◆ Try it ◆
Which lines below contain the word "Christopher"? Copy each one.

◆ Dataset records ◆

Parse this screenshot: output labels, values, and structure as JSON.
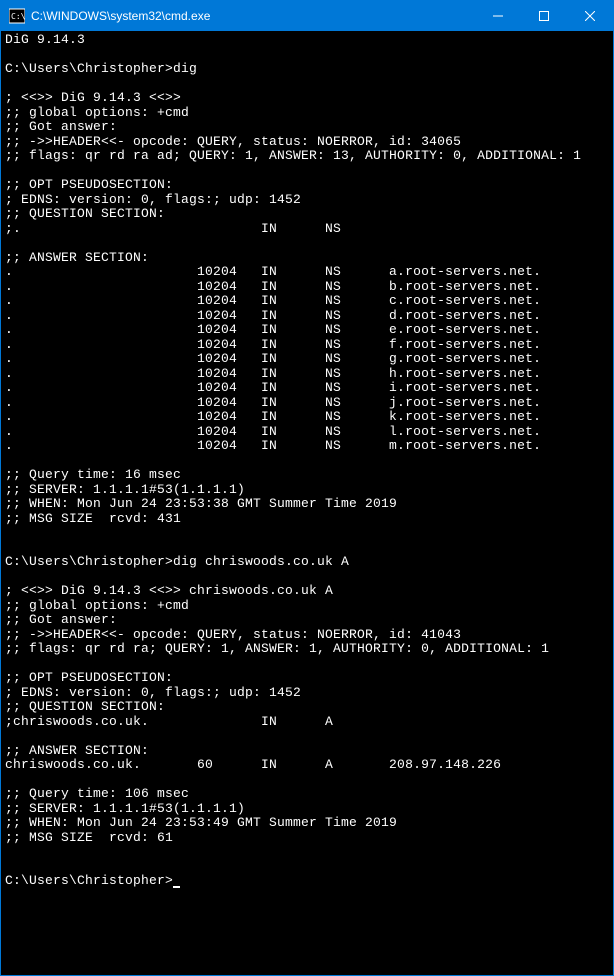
{
  "titlebar": {
    "title": "C:\\WINDOWS\\system32\\cmd.exe"
  },
  "terminal": {
    "line1": "DiG 9.14.3",
    "line2": "",
    "prompt1": "C:\\Users\\Christopher>dig",
    "line4": "",
    "q1": {
      "banner": "; <<>> DiG 9.14.3 <<>>",
      "globalopts": ";; global options: +cmd",
      "gotanswer": ";; Got answer:",
      "header": ";; ->>HEADER<<- opcode: QUERY, status: NOERROR, id: 34065",
      "flags": ";; flags: qr rd ra ad; QUERY: 1, ANSWER: 13, AUTHORITY: 0, ADDITIONAL: 1",
      "blank1": "",
      "optpseudo": ";; OPT PSEUDOSECTION:",
      "edns": "; EDNS: version: 0, flags:; udp: 1452",
      "questionhdr": ";; QUESTION SECTION:",
      "question": ";.                              IN      NS",
      "blank2": "",
      "answerhdr": ";; ANSWER SECTION:",
      "ans": [
        ".                       10204   IN      NS      a.root-servers.net.",
        ".                       10204   IN      NS      b.root-servers.net.",
        ".                       10204   IN      NS      c.root-servers.net.",
        ".                       10204   IN      NS      d.root-servers.net.",
        ".                       10204   IN      NS      e.root-servers.net.",
        ".                       10204   IN      NS      f.root-servers.net.",
        ".                       10204   IN      NS      g.root-servers.net.",
        ".                       10204   IN      NS      h.root-servers.net.",
        ".                       10204   IN      NS      i.root-servers.net.",
        ".                       10204   IN      NS      j.root-servers.net.",
        ".                       10204   IN      NS      k.root-servers.net.",
        ".                       10204   IN      NS      l.root-servers.net.",
        ".                       10204   IN      NS      m.root-servers.net."
      ],
      "blank3": "",
      "qtime": ";; Query time: 16 msec",
      "server": ";; SERVER: 1.1.1.1#53(1.1.1.1)",
      "when": ";; WHEN: Mon Jun 24 23:53:38 GMT Summer Time 2019",
      "msgsize": ";; MSG SIZE  rcvd: 431"
    },
    "blankA": "",
    "blankB": "",
    "prompt2": "C:\\Users\\Christopher>dig chriswoods.co.uk A",
    "blankC": "",
    "q2": {
      "banner": "; <<>> DiG 9.14.3 <<>> chriswoods.co.uk A",
      "globalopts": ";; global options: +cmd",
      "gotanswer": ";; Got answer:",
      "header": ";; ->>HEADER<<- opcode: QUERY, status: NOERROR, id: 41043",
      "flags": ";; flags: qr rd ra; QUERY: 1, ANSWER: 1, AUTHORITY: 0, ADDITIONAL: 1",
      "blank1": "",
      "optpseudo": ";; OPT PSEUDOSECTION:",
      "edns": "; EDNS: version: 0, flags:; udp: 1452",
      "questionhdr": ";; QUESTION SECTION:",
      "question": ";chriswoods.co.uk.              IN      A",
      "blank2": "",
      "answerhdr": ";; ANSWER SECTION:",
      "ans": [
        "chriswoods.co.uk.       60      IN      A       208.97.148.226"
      ],
      "blank3": "",
      "qtime": ";; Query time: 106 msec",
      "server": ";; SERVER: 1.1.1.1#53(1.1.1.1)",
      "when": ";; WHEN: Mon Jun 24 23:53:49 GMT Summer Time 2019",
      "msgsize": ";; MSG SIZE  rcvd: 61"
    },
    "blankD": "",
    "blankE": "",
    "prompt3": "C:\\Users\\Christopher>"
  }
}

◆ Answer box ◆
    "prompt1": "C:\\Users\\Christopher>dig",
    "prompt2": "C:\\Users\\Christopher>dig chriswoods.co.uk A",
    "prompt3": "C:\\Users\\Christopher>"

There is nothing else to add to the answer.